[SOURCE MATERIAL Boundary: Start]
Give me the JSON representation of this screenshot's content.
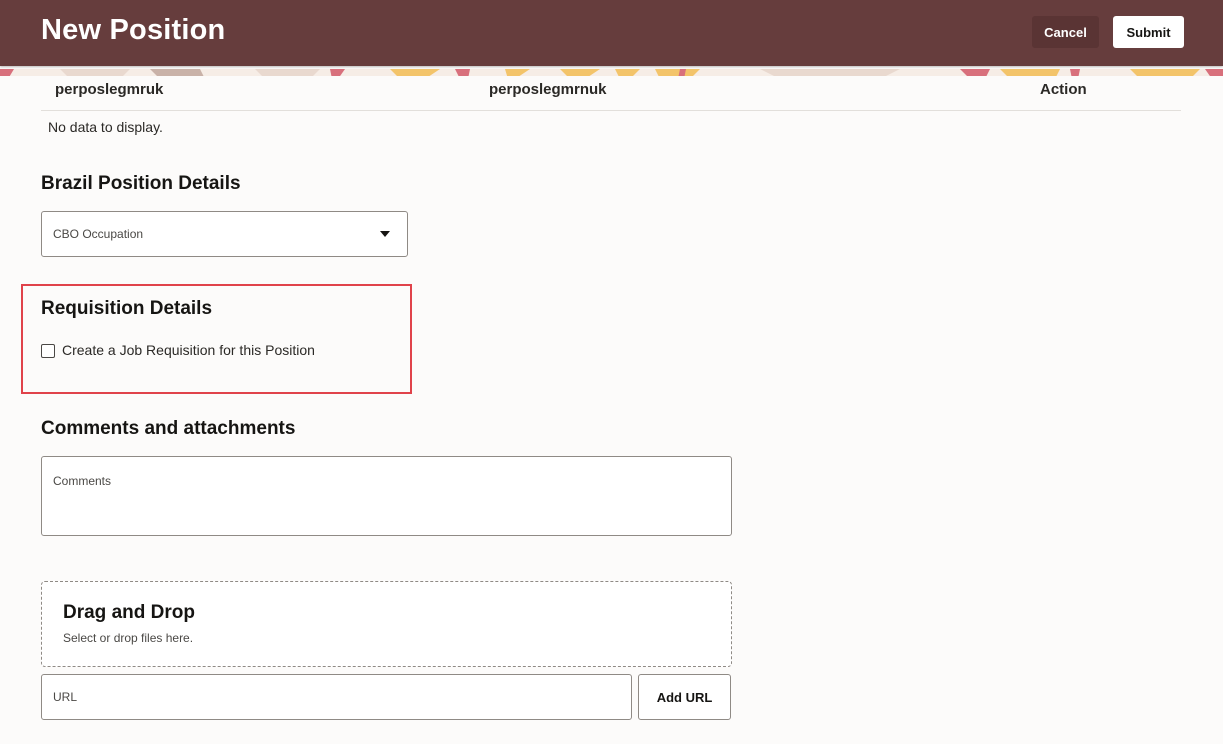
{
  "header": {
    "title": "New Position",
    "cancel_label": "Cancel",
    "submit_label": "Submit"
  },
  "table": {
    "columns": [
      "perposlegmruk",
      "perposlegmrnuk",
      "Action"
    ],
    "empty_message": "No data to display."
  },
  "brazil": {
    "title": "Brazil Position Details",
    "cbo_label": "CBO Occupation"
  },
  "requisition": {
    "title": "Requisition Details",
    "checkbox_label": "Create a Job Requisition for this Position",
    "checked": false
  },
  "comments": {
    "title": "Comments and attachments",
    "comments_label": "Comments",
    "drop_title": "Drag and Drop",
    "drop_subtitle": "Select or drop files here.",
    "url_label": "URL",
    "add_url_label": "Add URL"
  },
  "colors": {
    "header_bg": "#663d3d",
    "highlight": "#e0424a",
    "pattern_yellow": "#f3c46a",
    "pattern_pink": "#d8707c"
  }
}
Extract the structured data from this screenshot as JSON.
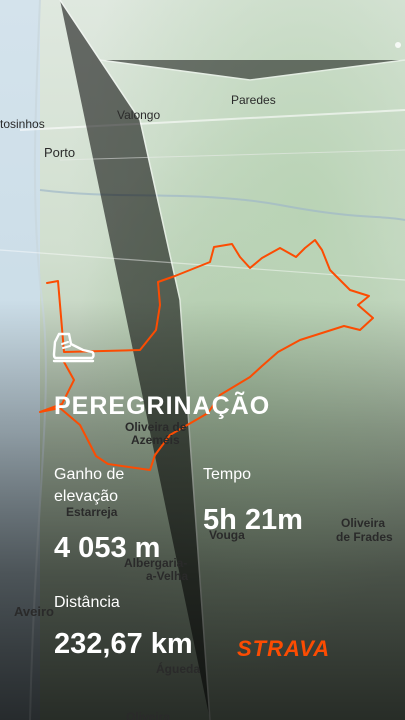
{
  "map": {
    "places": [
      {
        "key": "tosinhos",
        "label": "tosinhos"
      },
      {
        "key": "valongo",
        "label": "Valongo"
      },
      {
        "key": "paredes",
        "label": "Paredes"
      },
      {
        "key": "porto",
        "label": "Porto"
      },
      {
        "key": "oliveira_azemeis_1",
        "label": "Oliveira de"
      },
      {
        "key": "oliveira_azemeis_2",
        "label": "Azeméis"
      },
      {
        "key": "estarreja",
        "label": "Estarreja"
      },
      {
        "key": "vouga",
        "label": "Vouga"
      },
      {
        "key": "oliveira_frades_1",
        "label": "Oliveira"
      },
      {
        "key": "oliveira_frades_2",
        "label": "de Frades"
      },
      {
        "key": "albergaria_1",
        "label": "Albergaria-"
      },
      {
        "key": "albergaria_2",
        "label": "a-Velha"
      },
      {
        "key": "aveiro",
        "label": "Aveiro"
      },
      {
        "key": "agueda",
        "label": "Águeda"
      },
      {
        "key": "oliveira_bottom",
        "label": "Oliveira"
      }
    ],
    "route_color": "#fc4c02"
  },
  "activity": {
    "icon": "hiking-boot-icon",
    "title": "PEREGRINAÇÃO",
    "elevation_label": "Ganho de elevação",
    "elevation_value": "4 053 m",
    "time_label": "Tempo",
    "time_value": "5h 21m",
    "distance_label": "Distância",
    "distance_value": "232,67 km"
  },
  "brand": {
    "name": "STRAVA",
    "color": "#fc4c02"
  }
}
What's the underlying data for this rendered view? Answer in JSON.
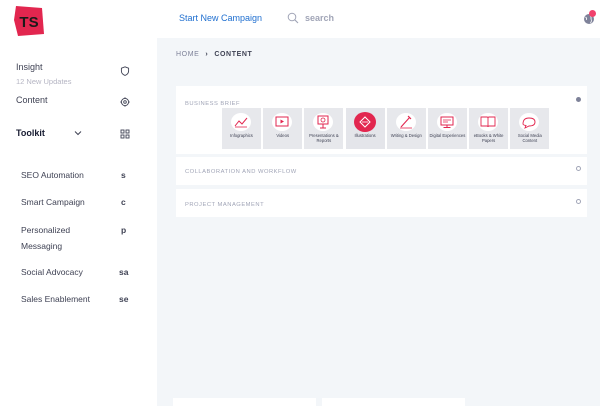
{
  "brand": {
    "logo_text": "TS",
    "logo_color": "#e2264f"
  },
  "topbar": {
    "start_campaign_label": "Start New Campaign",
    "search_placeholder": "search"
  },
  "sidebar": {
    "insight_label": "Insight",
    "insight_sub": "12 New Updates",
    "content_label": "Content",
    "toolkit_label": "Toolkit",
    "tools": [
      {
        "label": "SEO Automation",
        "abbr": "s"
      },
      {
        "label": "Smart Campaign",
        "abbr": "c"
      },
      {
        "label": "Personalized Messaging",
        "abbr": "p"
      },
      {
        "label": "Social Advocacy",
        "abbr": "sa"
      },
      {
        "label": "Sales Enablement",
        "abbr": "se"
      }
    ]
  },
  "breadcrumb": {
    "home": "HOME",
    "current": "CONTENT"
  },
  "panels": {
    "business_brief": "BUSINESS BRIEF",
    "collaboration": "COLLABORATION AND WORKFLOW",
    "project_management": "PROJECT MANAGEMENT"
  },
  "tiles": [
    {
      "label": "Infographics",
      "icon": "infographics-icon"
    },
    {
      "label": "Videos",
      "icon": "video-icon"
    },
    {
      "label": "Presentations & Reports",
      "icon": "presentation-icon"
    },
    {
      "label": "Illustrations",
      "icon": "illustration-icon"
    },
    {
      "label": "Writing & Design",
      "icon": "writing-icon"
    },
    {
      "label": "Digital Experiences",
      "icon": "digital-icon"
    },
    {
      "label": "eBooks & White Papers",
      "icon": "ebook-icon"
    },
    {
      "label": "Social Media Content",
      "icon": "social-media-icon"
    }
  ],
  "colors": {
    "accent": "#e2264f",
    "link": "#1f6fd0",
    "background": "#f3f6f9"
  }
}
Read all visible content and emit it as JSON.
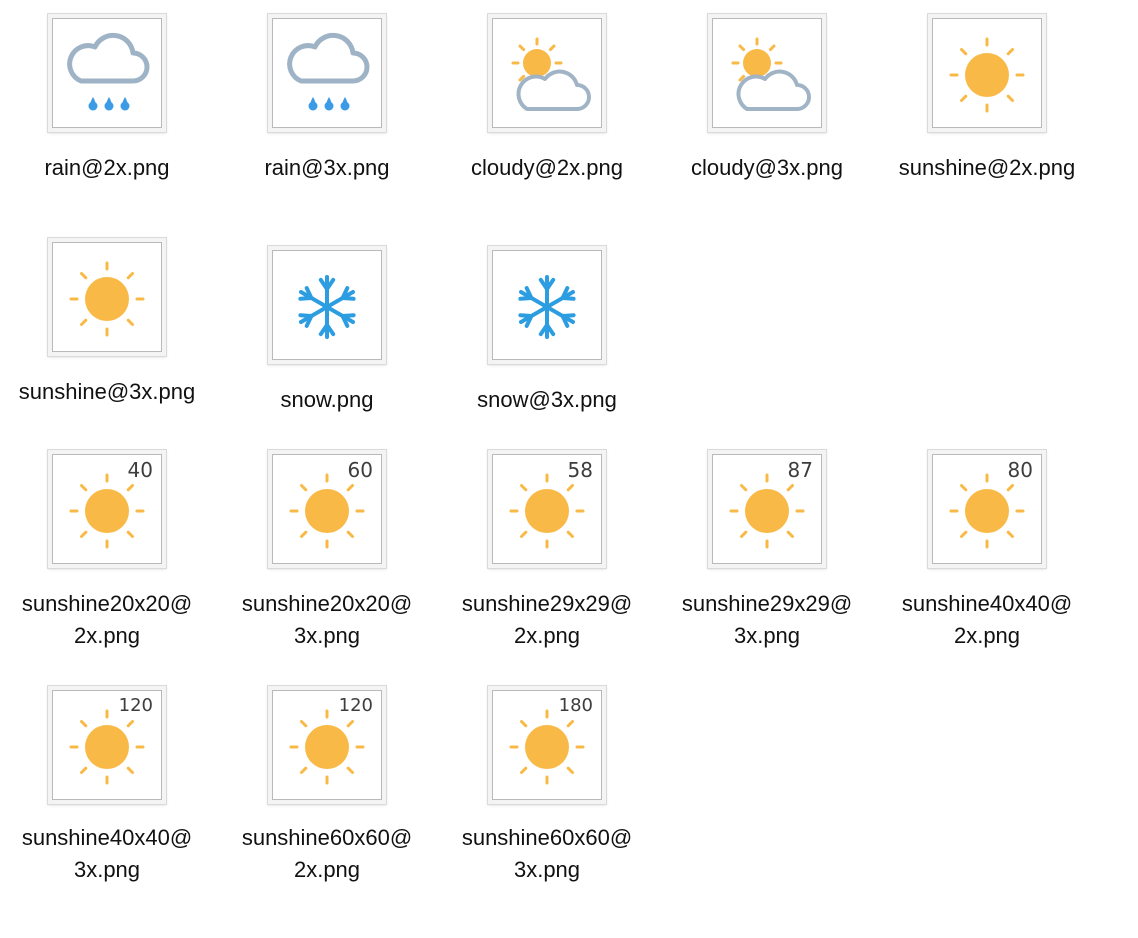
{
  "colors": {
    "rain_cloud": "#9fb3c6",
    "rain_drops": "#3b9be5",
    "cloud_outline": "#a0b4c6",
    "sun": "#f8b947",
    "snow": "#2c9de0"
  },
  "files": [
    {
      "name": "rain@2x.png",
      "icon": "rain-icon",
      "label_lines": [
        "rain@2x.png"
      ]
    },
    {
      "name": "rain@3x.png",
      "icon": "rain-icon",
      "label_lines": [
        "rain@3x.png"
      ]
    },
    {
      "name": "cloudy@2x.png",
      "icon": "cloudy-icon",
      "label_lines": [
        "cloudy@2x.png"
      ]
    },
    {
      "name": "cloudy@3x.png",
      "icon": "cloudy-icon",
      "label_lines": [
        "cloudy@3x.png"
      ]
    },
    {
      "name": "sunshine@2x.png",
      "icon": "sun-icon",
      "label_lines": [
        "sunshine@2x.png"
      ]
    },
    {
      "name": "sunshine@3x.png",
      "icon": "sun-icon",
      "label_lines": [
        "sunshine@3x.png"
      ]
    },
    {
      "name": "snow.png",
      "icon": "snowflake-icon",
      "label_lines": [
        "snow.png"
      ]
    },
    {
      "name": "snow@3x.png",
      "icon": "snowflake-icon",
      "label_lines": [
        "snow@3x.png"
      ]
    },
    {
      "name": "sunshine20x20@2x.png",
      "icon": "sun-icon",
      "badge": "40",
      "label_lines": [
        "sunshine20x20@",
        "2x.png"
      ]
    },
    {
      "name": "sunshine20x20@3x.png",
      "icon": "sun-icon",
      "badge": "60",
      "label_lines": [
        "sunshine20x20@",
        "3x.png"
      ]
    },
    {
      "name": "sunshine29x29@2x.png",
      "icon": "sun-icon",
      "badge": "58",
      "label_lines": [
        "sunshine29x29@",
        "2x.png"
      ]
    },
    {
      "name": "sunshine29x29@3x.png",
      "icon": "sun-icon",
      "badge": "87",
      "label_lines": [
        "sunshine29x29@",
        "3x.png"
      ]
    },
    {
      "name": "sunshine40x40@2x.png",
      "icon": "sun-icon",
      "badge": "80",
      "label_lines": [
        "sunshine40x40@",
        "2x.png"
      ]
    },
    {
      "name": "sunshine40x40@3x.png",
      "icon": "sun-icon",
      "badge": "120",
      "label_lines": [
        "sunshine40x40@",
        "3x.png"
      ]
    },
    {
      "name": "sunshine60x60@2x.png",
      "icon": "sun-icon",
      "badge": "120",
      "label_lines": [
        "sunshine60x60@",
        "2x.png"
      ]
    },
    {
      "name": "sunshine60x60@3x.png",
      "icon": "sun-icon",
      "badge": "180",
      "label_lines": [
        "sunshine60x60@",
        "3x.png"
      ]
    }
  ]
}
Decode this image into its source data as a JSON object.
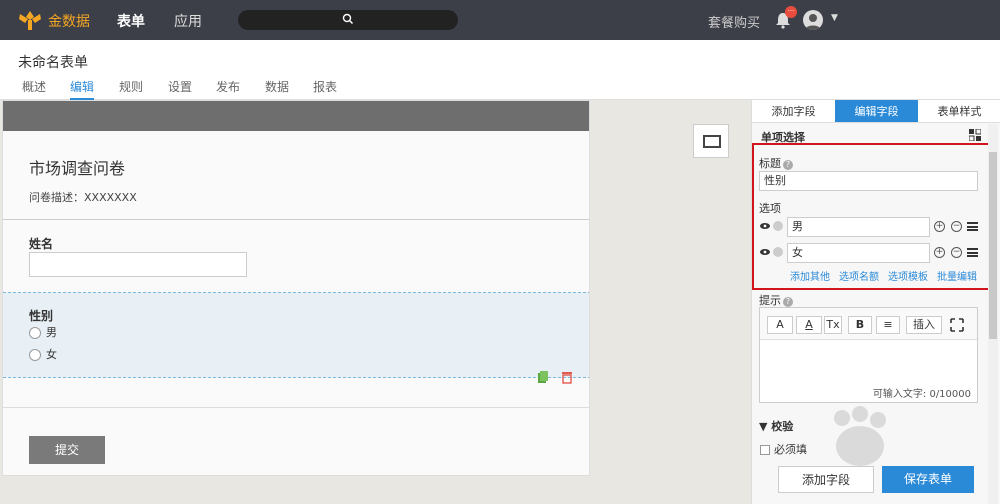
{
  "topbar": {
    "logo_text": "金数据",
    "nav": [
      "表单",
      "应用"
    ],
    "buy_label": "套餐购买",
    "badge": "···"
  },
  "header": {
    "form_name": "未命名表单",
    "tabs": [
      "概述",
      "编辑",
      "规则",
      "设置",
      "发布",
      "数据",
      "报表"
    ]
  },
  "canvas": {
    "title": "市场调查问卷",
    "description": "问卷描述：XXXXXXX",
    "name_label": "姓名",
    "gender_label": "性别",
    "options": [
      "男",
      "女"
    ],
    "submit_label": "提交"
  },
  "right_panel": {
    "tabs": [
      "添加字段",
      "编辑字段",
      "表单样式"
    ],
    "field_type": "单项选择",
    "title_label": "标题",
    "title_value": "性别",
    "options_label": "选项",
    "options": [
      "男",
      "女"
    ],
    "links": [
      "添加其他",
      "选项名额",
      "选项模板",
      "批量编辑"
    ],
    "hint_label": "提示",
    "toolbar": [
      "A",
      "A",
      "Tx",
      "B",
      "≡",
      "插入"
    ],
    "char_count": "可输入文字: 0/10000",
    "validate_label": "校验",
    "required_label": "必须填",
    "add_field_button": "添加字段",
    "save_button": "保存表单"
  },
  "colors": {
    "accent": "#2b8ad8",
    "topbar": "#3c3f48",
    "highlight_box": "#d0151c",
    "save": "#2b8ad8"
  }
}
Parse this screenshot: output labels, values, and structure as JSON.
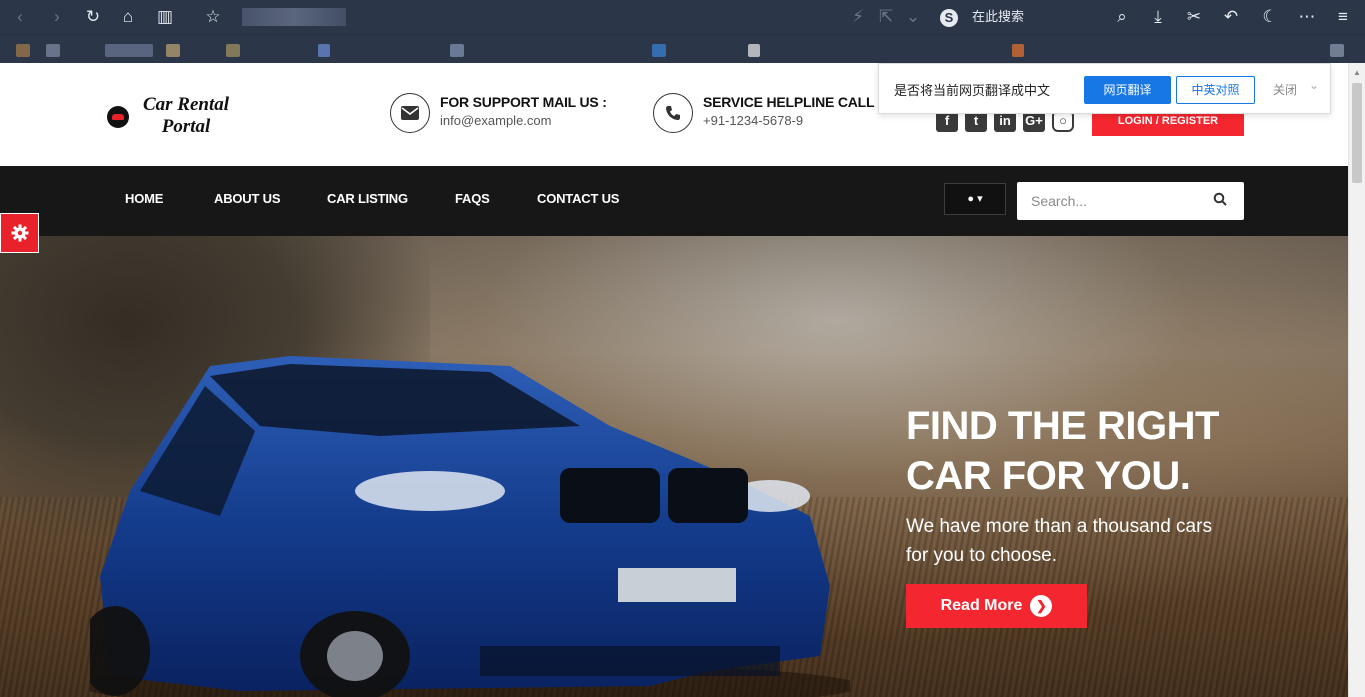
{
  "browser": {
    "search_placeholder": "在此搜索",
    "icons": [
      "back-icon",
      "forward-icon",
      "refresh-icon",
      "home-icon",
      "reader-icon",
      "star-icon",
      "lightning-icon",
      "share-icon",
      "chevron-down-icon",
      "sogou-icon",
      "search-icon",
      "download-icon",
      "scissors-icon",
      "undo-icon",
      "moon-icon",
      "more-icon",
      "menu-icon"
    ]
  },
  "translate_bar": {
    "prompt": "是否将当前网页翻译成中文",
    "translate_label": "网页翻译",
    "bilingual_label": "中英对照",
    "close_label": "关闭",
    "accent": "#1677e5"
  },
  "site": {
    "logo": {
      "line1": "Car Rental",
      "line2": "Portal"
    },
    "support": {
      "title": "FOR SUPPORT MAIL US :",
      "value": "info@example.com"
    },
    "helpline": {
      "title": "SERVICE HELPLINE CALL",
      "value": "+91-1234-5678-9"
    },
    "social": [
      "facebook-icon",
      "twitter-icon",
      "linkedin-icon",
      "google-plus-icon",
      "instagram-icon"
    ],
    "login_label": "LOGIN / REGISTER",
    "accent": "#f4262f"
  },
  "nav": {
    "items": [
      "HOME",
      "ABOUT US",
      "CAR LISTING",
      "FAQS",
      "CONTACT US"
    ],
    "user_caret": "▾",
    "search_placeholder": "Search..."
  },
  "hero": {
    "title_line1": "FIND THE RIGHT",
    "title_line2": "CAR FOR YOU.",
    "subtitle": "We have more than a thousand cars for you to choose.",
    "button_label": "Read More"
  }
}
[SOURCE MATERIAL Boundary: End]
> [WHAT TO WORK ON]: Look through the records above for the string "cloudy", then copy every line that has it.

> [YOUR RESPONSE]:
      "name": "cloudy@2x.png",
      "icon": "cloudy-icon",
        "cloudy@2x.png"
      "name": "cloudy@3x.png",
      "icon": "cloudy-icon",
        "cloudy@3x.png"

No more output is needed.